* _Supplied entries_:

————

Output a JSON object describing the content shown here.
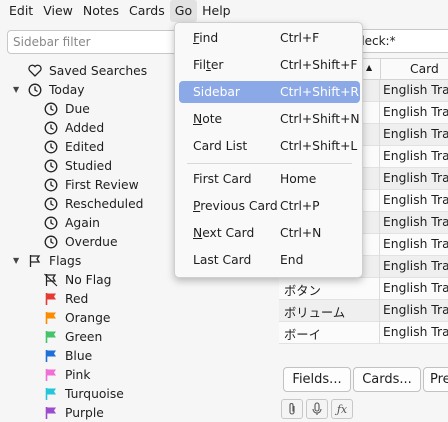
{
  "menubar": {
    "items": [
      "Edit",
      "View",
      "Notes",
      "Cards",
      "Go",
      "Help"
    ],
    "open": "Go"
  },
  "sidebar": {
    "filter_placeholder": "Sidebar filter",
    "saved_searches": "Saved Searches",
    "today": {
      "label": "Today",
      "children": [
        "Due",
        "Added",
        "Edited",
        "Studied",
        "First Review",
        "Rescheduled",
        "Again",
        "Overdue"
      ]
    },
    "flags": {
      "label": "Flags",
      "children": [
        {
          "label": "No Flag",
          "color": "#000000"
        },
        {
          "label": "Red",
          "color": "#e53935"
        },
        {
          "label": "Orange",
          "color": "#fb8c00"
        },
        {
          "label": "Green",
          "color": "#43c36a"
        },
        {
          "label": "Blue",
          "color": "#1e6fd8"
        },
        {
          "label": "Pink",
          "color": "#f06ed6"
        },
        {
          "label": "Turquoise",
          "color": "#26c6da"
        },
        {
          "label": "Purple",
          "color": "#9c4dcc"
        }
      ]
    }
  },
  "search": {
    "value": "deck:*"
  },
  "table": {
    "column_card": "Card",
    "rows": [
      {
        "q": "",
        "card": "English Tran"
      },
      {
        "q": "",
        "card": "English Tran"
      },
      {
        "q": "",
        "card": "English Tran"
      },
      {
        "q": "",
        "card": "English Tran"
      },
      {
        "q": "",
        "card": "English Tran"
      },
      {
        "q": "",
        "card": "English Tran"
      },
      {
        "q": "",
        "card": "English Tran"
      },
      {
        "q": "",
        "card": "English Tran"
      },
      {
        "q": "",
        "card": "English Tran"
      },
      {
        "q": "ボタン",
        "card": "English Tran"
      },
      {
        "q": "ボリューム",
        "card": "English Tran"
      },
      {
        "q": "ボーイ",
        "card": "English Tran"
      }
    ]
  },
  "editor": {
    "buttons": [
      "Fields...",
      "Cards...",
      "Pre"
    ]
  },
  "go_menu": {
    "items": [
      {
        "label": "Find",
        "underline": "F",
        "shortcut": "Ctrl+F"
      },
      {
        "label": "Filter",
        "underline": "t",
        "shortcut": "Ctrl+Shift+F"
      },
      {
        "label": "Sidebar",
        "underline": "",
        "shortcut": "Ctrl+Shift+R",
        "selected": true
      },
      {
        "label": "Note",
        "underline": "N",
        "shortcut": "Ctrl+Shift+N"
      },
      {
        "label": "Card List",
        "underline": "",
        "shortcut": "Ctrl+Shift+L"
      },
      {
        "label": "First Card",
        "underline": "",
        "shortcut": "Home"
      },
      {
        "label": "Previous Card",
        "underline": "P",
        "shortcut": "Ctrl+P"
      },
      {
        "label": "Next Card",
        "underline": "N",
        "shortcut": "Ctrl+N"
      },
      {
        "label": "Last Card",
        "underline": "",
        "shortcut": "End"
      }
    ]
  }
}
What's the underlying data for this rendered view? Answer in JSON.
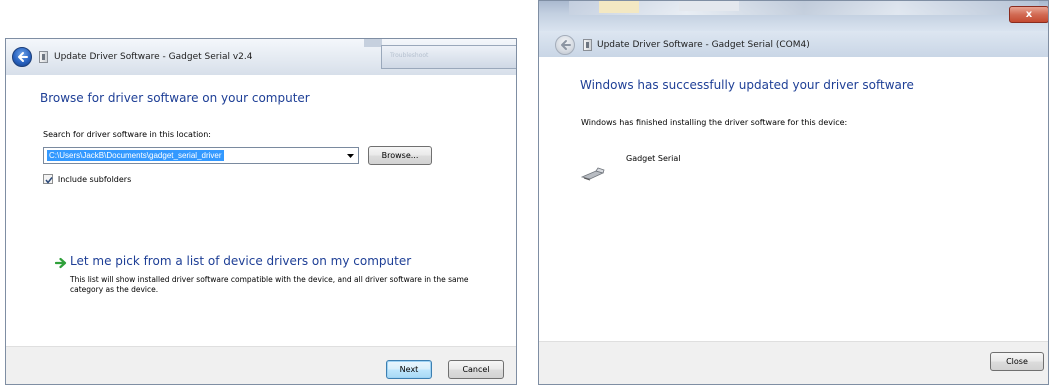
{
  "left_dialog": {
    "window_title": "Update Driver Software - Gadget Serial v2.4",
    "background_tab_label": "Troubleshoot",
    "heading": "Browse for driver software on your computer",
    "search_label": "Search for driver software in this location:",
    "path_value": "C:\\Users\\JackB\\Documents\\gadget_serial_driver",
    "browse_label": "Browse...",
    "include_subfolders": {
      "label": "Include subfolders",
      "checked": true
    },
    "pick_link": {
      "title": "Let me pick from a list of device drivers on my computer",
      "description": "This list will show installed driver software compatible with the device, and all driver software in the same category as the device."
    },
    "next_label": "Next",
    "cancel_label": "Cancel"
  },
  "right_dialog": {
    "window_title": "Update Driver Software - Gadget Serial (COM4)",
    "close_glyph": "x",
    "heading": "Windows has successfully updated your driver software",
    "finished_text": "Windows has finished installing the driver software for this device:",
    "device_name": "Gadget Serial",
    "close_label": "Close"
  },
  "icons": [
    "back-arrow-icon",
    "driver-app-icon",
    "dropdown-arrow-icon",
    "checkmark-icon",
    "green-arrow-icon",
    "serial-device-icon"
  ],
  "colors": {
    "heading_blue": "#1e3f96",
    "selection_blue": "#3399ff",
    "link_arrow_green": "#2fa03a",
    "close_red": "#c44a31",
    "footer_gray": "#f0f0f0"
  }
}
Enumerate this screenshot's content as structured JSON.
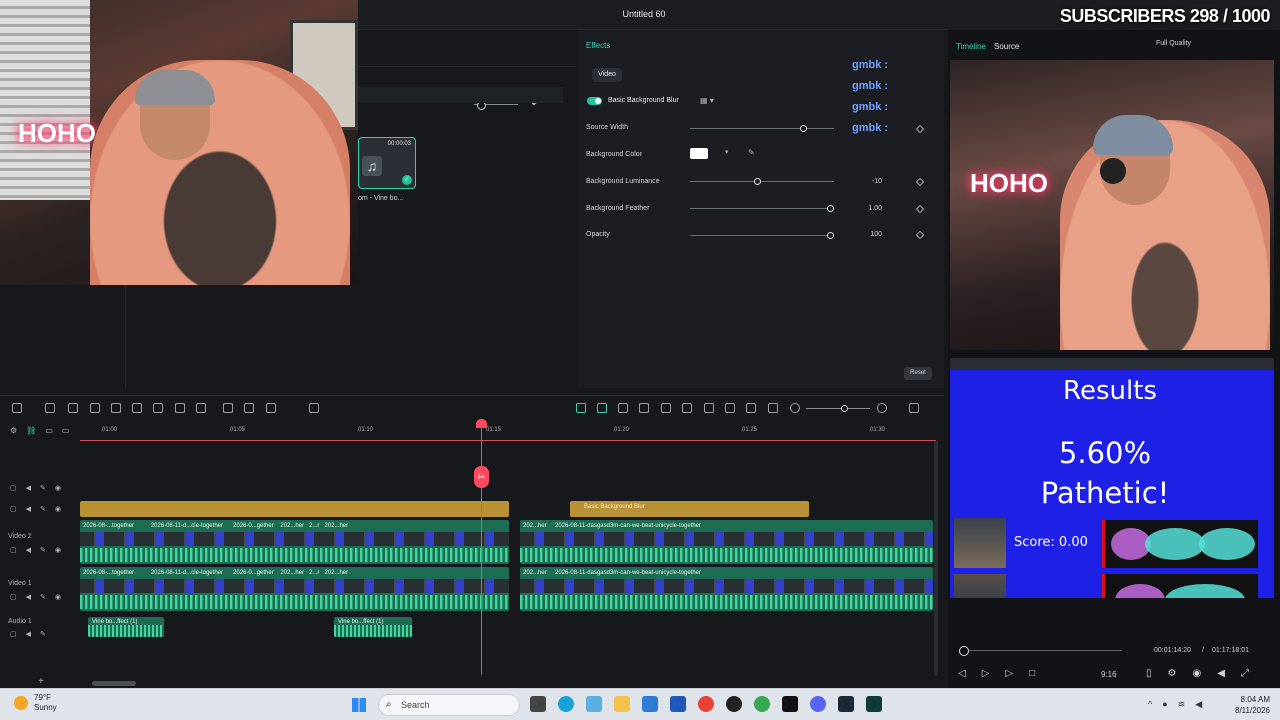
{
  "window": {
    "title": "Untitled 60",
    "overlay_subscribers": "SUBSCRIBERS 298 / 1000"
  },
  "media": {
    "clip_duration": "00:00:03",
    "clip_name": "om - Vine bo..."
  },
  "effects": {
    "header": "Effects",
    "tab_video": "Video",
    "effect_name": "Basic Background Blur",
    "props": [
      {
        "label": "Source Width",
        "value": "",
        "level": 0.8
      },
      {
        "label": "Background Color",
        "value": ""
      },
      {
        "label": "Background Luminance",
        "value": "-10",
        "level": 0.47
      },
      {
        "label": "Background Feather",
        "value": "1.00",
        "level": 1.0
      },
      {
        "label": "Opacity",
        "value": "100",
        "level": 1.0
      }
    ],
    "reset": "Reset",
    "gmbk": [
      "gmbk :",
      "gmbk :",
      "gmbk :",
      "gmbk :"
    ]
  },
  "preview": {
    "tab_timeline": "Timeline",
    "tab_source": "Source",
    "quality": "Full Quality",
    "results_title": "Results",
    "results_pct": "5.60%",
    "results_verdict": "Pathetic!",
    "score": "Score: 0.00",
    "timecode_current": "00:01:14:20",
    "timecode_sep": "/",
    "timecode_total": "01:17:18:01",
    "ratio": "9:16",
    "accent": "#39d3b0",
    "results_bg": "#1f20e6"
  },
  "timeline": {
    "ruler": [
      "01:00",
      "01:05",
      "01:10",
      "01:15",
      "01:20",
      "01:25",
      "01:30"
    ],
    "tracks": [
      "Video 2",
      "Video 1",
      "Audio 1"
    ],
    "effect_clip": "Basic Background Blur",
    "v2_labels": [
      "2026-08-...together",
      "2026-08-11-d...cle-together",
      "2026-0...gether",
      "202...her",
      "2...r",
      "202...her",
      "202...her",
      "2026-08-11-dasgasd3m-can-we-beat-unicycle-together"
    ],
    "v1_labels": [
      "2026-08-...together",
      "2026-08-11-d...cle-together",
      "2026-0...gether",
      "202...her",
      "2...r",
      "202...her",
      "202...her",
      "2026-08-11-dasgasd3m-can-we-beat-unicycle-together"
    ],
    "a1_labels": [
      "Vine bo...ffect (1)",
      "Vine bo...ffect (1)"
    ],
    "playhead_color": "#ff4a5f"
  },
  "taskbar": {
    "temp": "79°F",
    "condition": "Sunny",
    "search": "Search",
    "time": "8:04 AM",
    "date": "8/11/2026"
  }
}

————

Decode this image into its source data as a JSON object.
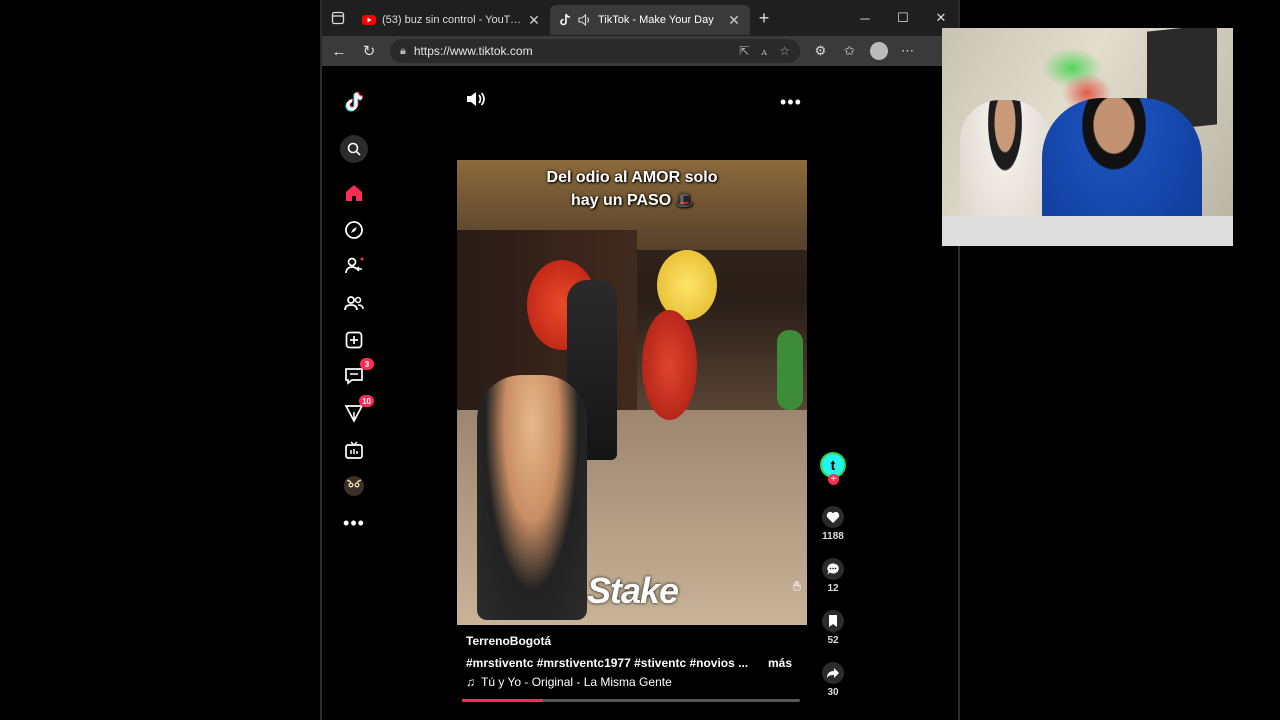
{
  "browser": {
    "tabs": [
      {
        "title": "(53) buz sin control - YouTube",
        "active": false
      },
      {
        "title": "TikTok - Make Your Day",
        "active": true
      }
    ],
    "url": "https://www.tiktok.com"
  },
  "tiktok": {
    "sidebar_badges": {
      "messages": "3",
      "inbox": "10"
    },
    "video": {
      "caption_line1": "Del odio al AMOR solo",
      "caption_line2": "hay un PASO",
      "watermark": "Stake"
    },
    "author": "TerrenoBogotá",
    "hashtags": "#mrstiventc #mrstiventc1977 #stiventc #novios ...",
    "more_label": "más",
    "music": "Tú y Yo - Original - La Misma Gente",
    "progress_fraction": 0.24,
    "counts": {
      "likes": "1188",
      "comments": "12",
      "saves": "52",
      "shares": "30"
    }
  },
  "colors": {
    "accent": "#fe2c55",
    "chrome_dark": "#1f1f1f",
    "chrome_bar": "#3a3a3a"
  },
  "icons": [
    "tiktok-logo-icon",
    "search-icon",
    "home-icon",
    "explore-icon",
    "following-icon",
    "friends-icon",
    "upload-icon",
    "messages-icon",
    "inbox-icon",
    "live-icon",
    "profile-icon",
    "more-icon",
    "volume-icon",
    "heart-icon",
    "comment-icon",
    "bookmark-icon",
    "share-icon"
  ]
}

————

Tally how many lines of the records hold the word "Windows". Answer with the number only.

2